## Activity
The answer must be every line from the entries below that contains "transmitter".
* * * * * * *
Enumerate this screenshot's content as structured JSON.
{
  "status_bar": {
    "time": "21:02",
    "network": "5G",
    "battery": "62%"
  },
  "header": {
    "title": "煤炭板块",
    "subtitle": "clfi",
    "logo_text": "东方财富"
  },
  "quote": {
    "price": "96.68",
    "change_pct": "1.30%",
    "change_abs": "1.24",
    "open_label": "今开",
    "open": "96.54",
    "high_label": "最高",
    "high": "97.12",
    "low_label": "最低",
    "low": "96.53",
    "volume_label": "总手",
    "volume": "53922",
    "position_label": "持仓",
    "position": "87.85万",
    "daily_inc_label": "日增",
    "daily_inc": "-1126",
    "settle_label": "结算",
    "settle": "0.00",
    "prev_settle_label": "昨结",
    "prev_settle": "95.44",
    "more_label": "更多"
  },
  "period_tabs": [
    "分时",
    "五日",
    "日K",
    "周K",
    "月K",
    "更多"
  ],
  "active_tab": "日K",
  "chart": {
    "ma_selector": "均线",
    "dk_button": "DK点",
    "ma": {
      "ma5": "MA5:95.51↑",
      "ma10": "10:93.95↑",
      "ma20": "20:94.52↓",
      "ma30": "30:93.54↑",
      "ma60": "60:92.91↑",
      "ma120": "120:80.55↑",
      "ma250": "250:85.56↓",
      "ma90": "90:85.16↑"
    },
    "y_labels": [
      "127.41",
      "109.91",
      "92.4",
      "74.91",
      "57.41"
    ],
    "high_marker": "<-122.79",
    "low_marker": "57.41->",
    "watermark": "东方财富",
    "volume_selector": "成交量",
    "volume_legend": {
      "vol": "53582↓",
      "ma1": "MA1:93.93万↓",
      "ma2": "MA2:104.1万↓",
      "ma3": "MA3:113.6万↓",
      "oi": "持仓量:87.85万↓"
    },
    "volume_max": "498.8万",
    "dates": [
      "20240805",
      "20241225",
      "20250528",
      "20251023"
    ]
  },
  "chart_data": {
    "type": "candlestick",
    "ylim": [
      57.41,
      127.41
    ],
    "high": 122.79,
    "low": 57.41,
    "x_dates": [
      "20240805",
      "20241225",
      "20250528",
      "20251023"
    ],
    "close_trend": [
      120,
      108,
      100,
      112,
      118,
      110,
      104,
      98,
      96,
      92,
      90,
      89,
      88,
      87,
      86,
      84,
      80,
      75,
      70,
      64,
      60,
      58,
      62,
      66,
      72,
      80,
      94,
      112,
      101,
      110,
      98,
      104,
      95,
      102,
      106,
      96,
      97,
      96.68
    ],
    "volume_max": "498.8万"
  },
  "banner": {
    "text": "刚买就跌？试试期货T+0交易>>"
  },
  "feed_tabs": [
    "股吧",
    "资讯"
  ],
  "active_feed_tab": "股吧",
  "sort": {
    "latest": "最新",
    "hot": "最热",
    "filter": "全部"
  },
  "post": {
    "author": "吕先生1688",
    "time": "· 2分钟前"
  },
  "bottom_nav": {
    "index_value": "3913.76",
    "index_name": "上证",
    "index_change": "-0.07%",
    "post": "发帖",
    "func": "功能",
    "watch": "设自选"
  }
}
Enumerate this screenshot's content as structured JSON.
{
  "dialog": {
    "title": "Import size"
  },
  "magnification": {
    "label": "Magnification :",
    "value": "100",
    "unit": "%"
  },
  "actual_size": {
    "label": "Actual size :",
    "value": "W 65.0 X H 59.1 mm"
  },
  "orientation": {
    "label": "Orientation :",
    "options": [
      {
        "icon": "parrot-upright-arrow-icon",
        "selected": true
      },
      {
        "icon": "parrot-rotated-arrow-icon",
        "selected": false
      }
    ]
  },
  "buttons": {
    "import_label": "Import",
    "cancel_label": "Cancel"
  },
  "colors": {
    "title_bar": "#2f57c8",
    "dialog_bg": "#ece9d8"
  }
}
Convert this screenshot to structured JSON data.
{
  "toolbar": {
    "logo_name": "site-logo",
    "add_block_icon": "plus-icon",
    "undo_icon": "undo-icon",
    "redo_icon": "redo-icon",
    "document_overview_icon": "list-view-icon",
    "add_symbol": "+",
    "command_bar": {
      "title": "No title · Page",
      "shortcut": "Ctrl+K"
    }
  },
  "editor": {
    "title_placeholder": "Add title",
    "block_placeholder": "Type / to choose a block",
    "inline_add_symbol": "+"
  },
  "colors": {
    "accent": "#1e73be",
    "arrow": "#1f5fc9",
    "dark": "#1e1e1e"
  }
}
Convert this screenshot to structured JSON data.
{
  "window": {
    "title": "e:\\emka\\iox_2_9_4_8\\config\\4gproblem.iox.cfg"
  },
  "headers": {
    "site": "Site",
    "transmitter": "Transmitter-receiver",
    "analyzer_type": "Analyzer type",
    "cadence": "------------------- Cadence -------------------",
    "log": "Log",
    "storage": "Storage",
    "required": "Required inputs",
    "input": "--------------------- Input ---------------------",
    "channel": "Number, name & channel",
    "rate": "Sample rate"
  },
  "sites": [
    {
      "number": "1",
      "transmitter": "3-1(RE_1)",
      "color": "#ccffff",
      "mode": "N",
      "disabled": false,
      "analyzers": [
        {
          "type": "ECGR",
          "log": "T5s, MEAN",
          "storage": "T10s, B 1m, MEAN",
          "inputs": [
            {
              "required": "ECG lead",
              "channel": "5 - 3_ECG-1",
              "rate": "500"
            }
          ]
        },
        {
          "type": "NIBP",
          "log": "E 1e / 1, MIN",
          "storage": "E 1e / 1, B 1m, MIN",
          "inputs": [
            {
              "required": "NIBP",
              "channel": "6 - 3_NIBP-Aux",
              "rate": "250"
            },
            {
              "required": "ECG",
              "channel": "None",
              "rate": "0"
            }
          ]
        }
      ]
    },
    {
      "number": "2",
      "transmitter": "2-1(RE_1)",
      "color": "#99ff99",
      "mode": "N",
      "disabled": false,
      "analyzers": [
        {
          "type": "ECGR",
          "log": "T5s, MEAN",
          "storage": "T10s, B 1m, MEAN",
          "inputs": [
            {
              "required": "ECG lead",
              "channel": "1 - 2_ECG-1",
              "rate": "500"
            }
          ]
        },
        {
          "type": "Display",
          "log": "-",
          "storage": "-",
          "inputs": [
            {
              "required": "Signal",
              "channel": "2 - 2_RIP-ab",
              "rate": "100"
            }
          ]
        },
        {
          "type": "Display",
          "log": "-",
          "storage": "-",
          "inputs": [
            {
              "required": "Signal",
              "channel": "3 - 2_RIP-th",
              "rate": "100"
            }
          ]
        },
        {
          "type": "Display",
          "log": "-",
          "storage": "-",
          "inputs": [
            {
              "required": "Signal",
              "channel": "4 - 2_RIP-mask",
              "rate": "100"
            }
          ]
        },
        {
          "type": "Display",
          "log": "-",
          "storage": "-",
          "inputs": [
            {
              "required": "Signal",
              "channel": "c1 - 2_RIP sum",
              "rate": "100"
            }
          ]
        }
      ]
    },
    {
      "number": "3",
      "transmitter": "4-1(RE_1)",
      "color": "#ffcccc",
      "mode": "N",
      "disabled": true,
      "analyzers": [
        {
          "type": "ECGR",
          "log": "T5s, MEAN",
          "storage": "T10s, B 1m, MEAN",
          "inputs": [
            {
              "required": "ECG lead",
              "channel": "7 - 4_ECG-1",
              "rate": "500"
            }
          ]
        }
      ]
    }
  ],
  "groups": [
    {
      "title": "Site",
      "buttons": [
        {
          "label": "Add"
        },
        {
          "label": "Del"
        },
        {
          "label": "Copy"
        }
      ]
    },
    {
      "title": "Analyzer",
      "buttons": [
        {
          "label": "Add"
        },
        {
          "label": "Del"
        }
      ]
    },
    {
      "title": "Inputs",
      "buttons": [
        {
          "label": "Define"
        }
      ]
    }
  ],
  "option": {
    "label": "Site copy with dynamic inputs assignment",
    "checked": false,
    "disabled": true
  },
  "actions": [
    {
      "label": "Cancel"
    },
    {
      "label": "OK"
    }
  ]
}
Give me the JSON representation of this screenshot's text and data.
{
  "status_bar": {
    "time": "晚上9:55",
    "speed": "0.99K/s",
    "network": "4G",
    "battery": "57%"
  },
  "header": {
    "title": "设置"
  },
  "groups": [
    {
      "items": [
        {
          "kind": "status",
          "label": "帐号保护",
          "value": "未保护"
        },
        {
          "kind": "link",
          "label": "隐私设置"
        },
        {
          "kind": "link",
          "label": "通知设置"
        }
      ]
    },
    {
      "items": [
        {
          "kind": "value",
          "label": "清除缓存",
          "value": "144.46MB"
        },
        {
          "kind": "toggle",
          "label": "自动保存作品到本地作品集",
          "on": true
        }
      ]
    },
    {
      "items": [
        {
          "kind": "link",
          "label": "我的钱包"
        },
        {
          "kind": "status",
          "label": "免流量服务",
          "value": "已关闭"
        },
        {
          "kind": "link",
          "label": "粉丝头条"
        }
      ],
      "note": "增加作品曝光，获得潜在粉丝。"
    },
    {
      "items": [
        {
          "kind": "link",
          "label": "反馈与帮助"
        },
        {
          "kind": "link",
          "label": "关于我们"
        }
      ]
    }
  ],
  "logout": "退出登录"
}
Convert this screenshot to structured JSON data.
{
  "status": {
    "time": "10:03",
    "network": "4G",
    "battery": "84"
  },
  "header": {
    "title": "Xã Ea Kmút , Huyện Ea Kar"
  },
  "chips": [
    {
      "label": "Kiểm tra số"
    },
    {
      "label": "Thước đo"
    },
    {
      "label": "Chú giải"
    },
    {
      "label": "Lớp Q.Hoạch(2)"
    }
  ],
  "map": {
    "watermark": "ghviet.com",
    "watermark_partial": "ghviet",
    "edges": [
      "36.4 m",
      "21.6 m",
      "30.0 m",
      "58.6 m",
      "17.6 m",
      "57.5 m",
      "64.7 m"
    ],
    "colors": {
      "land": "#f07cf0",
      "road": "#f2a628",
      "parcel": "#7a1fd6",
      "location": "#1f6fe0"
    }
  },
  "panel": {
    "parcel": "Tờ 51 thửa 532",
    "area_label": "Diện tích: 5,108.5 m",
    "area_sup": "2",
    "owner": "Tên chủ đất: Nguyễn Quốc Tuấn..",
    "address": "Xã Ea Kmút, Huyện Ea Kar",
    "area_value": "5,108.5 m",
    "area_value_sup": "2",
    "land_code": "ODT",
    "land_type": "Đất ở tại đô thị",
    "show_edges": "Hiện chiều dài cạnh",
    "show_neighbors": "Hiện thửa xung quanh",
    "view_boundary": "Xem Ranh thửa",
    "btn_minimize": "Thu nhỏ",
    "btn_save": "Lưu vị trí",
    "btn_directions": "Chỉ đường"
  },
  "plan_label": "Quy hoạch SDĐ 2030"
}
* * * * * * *
## Problem solution
    "transmitter": "Transmitter-receiver",
      "transmitter": "3-1(RE_1)",
      "transmitter": "2-1(RE_1)",
      "transmitter": "4-1(RE_1)",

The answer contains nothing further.